▸ **DATA EXTRACTS**:
=-=-=-=-=
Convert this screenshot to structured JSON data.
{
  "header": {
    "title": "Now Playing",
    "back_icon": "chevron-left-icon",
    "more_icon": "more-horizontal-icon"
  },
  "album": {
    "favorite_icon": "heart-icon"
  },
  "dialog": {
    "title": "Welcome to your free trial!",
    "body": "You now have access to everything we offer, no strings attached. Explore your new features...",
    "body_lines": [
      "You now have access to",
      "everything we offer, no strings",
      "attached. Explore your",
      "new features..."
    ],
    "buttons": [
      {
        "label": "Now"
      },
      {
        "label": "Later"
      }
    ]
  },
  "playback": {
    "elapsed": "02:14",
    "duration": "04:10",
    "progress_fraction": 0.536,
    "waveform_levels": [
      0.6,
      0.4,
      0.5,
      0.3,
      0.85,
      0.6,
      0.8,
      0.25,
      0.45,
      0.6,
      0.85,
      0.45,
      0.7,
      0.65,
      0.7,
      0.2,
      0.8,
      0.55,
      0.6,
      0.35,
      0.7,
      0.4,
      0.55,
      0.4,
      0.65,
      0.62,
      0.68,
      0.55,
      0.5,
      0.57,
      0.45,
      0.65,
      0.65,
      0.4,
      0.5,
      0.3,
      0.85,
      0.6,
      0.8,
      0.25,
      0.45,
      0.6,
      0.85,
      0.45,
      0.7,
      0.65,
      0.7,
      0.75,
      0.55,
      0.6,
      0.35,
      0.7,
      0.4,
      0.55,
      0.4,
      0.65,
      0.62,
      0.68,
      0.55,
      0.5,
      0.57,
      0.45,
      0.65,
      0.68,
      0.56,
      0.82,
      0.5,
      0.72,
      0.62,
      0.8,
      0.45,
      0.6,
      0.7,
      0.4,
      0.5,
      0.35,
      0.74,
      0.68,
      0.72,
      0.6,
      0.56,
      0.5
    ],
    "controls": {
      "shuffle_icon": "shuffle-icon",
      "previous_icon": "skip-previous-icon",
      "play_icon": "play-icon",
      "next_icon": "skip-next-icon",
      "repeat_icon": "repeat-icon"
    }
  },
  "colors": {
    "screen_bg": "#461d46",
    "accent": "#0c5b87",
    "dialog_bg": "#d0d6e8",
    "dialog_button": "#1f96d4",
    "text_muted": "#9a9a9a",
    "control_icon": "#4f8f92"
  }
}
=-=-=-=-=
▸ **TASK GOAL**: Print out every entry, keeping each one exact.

▸ **WRITTEN SOLUTION**:
Convert this screenshot to structured JSON data.
{
  "header": {
    "title": "Now Playing",
    "back_icon": "chevron-left-icon",
    "more_icon": "more-horizontal-icon"
  },
  "album": {
    "favorite_icon": "heart-icon"
  },
  "dialog": {
    "title": "Welcome to your free trial!",
    "body": "You now have access to everything we offer, no strings attached. Explore your new features...",
    "body_lines": [
      "You now have access to",
      "everything we offer, no strings",
      "attached. Explore your",
      "new features..."
    ],
    "buttons": [
      {
        "label": "Now"
      },
      {
        "label": "Later"
      }
    ]
  },
  "playback": {
    "elapsed": "02:14",
    "duration": "04:10",
    "progress_fraction": 0.536,
    "waveform_levels": [
      0.6,
      0.4,
      0.5,
      0.3,
      0.85,
      0.6,
      0.8,
      0.25,
      0.45,
      0.6,
      0.85,
      0.45,
      0.7,
      0.65,
      0.7,
      0.2,
      0.8,
      0.55,
      0.6,
      0.35,
      0.7,
      0.4,
      0.55,
      0.4,
      0.65,
      0.62,
      0.68,
      0.55,
      0.5,
      0.57,
      0.45,
      0.65,
      0.65,
      0.4,
      0.5,
      0.3,
      0.85,
      0.6,
      0.8,
      0.25,
      0.45,
      0.6,
      0.85,
      0.45,
      0.7,
      0.65,
      0.7,
      0.75,
      0.55,
      0.6,
      0.35,
      0.7,
      0.4,
      0.55,
      0.4,
      0.65,
      0.62,
      0.68,
      0.55,
      0.5,
      0.57,
      0.45,
      0.65,
      0.68,
      0.56,
      0.82,
      0.5,
      0.72,
      0.62,
      0.8,
      0.45,
      0.6,
      0.7,
      0.4,
      0.5,
      0.35,
      0.74,
      0.68,
      0.72,
      0.6,
      0.56,
      0.5
    ],
    "controls": {
      "shuffle_icon": "shuffle-icon",
      "previous_icon": "skip-previous-icon",
      "play_icon": "play-icon",
      "next_icon": "skip-next-icon",
      "repeat_icon": "repeat-icon"
    }
  },
  "colors": {
    "screen_bg": "#461d46",
    "accent": "#0c5b87",
    "dialog_bg": "#d0d6e8",
    "dialog_button": "#1f96d4",
    "text_muted": "#9a9a9a",
    "control_icon": "#4f8f92"
  }
}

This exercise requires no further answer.